“One of my purposes in life is to break stereotypes and foster a better perception of Muslims, especially Muslim women who wear the hijab.”
“I am the face of Florida State University. I am a proud Seminole,” said Kany Aziz, senior pre-med biology student. The Tallahassee native and Muslim woman is keenly aware that many people see something else when they meet her.
Kany wears the tradition hijab worn by many — not all — Muslim women. “It symbolizes a woman’s values. … Its physical purpose is modesty,” she said. By de-emphasizing a woman’s physical beauty, she will be valued for qualities more important and lasting — her intelligence and character, said Kany.
Her manner of dress hasn’t been an issue for her at Florida State, she said, but she has encountered discrimination in her life. “The hijab often carries a connotation in society. One of my purposes in life is to break stereotypes and foster a better perception of Muslims, especially Muslim women who wear the hijab.”
Intelligence and strength of character are unmistakable in this young woman — and you sense they come from a sense of self that goes beyond the external.
“I met Kany in my large introductory class on animal diversity,” said Professor Walter Tschinkel. “She stood out from the sea of passive faces by being unusually engaged and by occasionally asking sharp, sometimes challenging questions,” he said.
“Kany comes from an academic family and thus values intellectual activity highly,” said Professor Tschinkel. “She is very good at it, far better than most of her contemporaries. She thinks and questions widely and is interested in many things, both science and non-science.” With a 3.9 grade point average, she is obviously a gifted student.

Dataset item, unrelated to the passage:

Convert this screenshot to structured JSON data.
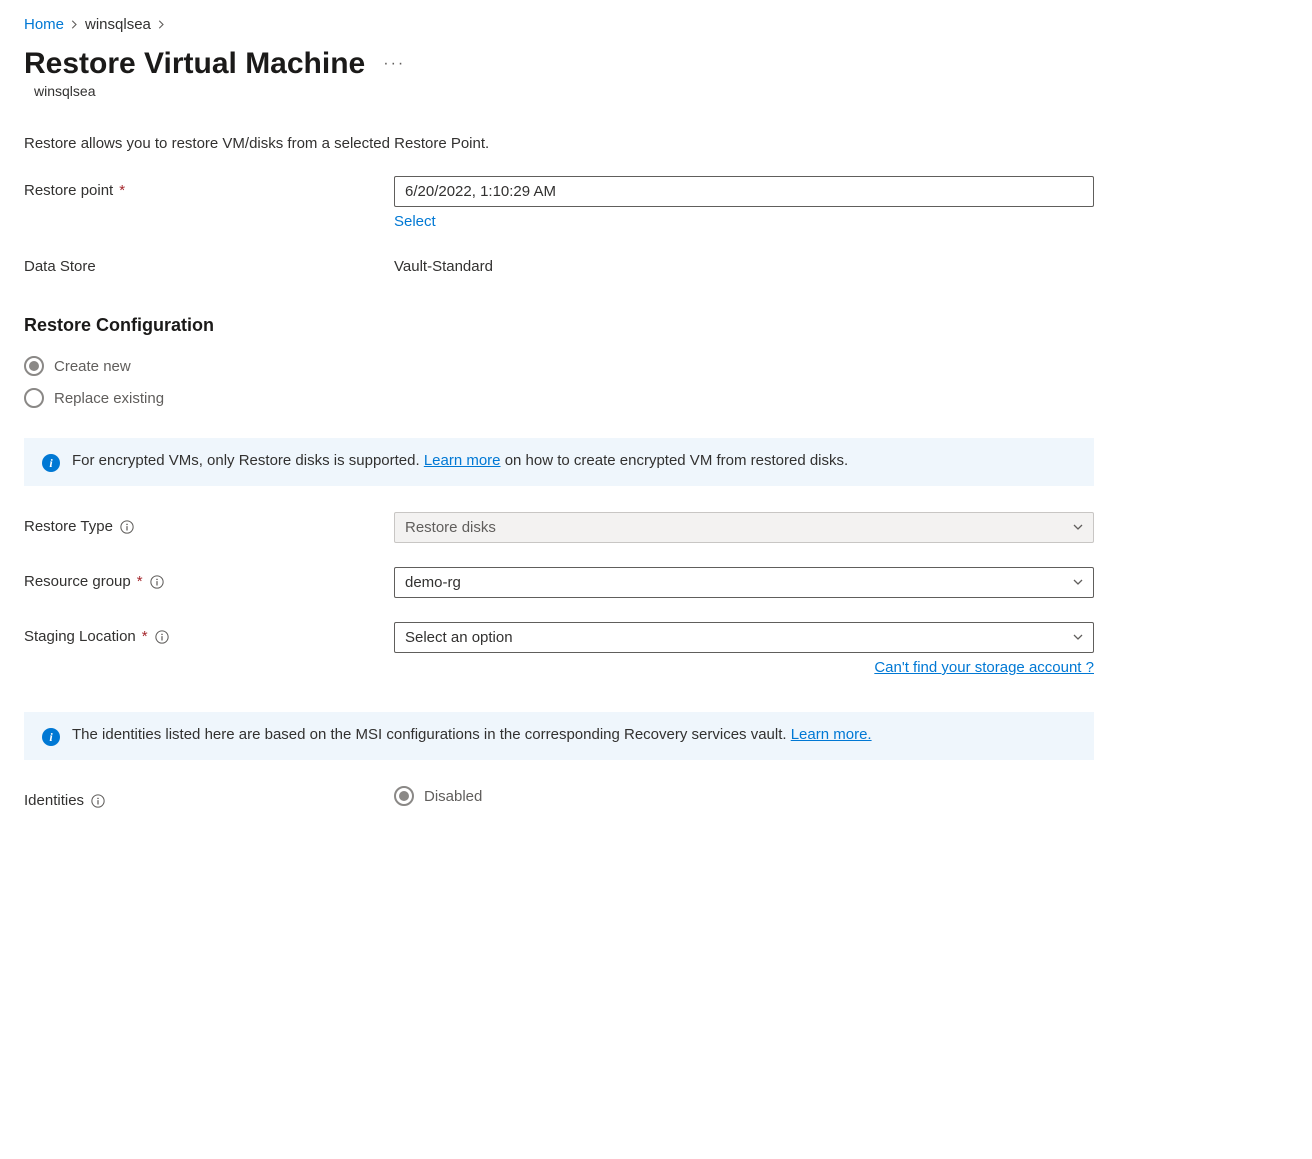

The curiosity that drew Kany to Professor Tschinkel’s lab and the self-confidence that prompted those sharp challenging questions are qualities her parents encourage in their children.
“I was in middle school on 9/11,” said Kany. Her father responded to that horrific event by making a concerted effort to promote a positive image of Muslims. “He organized an open house at the Islamic Center,” she said. “He encouraged me to be involved. … When I was 13 years old, I was standing up before crowds and speaking about our faith. I think that’s why I have no fear of public speaking.
“I grew up in an academic environment,” said Kany. Her father held various positions at Florida State and Florida A&M University. He was Coordinator of Academic Programs for the College of Engineering before leaving the university to establish the first science and technology university in northern Iraq. Kany’s mother also was very involved academically, holding teaching positions at FAMU and Tallahassee Community College and creating the Islamic school program for the Tallahassee Muslim community.
Kany’s parents met when they were both physics students at Baghdad University. Her parents’ love story is one she delights in hearing them tell. It is a Romeo-and-Juliet tale with a happy ending.
“My father is Kurdish and my mother is Arab,” she said. The idea of a romance between a Kurd and an Arab was unheard of to both ethnic groups. “They came from opposite worlds in all aspects, their ethnicity, their religious sect, their social status, and even their degrees of conservatism,” said Kany. But they fell in love and married despite the challenges and ultimately left Iraq to find new lives in the U.S.
“My parents are wonderful,” said Kany. “They balance one another. I have great gratitude for what they have done and how they raised us,” she said.
As chairperson of the Muslim Students Association, Kany takes part in inter-faith dialogues and helps plan and organize events such as a cultural and fashion show that took place earlier this month and the annual Ramadan banquet. “Our events are fun for everybody, so we’ve gotten a lot of involvement from the student body,” she said. “People are constantly asking me, ‘When is the banquet?’ They don’t want to miss it.”
Kany began doing a Directed Individual Study in Professor Jamila Horabin’s lab in the fall semester of 2009 and will continue with research begun there throughout this year. “She is unafraid to learn about things that may be beyond her present level of understanding,” said Professor Horabin.
Kany was awarded the Charles M. McAllister Endowed Scholarship and the John Mark Caffrey Scholarship Award for her research that examines the effect of temperature on the ability of fruit flies to develop a cell necessary for reproduction and compares the effect on mutated flies.
Next fall it is likely that Kany will begin medical school. She has applied here at Florida State. “My long-term goal is to open clinics in underdeveloped countries to train doctors by the American standard. Another long-term goal is to become a writer. I want to tell the story of growing up in post-9/11 America. … How I grew up to succeed.”
By Zilpha Underwood